TASK TO CARRY OUT
Your answer should be the entries below, reproduced character for character.

EXTRACTED RECORDS: Begin

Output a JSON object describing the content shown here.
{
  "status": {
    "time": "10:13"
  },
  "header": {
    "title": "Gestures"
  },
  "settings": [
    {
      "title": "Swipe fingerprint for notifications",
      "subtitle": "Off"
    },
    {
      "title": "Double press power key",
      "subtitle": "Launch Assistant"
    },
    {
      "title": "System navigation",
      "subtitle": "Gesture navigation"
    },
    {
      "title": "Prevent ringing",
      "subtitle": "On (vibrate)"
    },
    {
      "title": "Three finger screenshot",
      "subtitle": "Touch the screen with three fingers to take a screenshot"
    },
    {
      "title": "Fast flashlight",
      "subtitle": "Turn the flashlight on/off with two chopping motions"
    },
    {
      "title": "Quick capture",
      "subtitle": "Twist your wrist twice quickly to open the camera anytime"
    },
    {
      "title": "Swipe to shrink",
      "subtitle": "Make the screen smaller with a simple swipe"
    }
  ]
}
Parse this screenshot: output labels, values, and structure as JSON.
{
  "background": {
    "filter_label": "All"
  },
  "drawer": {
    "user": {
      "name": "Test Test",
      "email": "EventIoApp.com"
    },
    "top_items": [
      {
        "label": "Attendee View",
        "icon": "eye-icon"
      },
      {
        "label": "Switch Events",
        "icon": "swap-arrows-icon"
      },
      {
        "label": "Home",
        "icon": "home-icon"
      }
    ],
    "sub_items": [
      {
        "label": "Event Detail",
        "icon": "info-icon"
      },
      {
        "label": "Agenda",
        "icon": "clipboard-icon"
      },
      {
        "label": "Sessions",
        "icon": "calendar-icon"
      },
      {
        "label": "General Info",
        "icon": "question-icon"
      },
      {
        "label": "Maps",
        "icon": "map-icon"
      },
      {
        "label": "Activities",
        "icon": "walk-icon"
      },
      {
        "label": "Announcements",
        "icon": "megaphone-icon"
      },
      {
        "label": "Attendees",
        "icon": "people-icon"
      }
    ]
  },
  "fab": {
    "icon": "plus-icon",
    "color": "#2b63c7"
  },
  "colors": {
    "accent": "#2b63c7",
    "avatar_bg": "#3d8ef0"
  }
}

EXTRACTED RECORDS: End

ANSWER TO THIS TASK
Output a JSON object describing the content shown here.
{
  "status": {
    "time": "10:13"
  },
  "header": {
    "title": "Gestures"
  },
  "settings": [
    {
      "title": "Swipe fingerprint for notifications",
      "subtitle": "Off"
    },
    {
      "title": "Double press power key",
      "subtitle": "Launch Assistant"
    },
    {
      "title": "System navigation",
      "subtitle": "Gesture navigation"
    },
    {
      "title": "Prevent ringing",
      "subtitle": "On (vibrate)"
    },
    {
      "title": "Three finger screenshot",
      "subtitle": "Touch the screen with three fingers to take a screenshot"
    },
    {
      "title": "Fast flashlight",
      "subtitle": "Turn the flashlight on/off with two chopping motions"
    },
    {
      "title": "Quick capture",
      "subtitle": "Twist your wrist twice quickly to open the camera anytime"
    },
    {
      "title": "Swipe to shrink",
      "subtitle": "Make the screen smaller with a simple swipe"
    }
  ]
}
Parse this screenshot: output labels, values, and structure as JSON.
{
  "background": {
    "filter_label": "All"
  },
  "drawer": {
    "user": {
      "name": "Test Test",
      "email": "EventIoApp.com"
    },
    "top_items": [
      {
        "label": "Attendee View",
        "icon": "eye-icon"
      },
      {
        "label": "Switch Events",
        "icon": "swap-arrows-icon"
      },
      {
        "label": "Home",
        "icon": "home-icon"
      }
    ],
    "sub_items": [
      {
        "label": "Event Detail",
        "icon": "info-icon"
      },
      {
        "label": "Agenda",
        "icon": "clipboard-icon"
      },
      {
        "label": "Sessions",
        "icon": "calendar-icon"
      },
      {
        "label": "General Info",
        "icon": "question-icon"
      },
      {
        "label": "Maps",
        "icon": "map-icon"
      },
      {
        "label": "Activities",
        "icon": "walk-icon"
      },
      {
        "label": "Announcements",
        "icon": "megaphone-icon"
      },
      {
        "label": "Attendees",
        "icon": "people-icon"
      }
    ]
  },
  "fab": {
    "icon": "plus-icon",
    "color": "#2b63c7"
  },
  "colors": {
    "accent": "#2b63c7",
    "avatar_bg": "#3d8ef0"
  }
}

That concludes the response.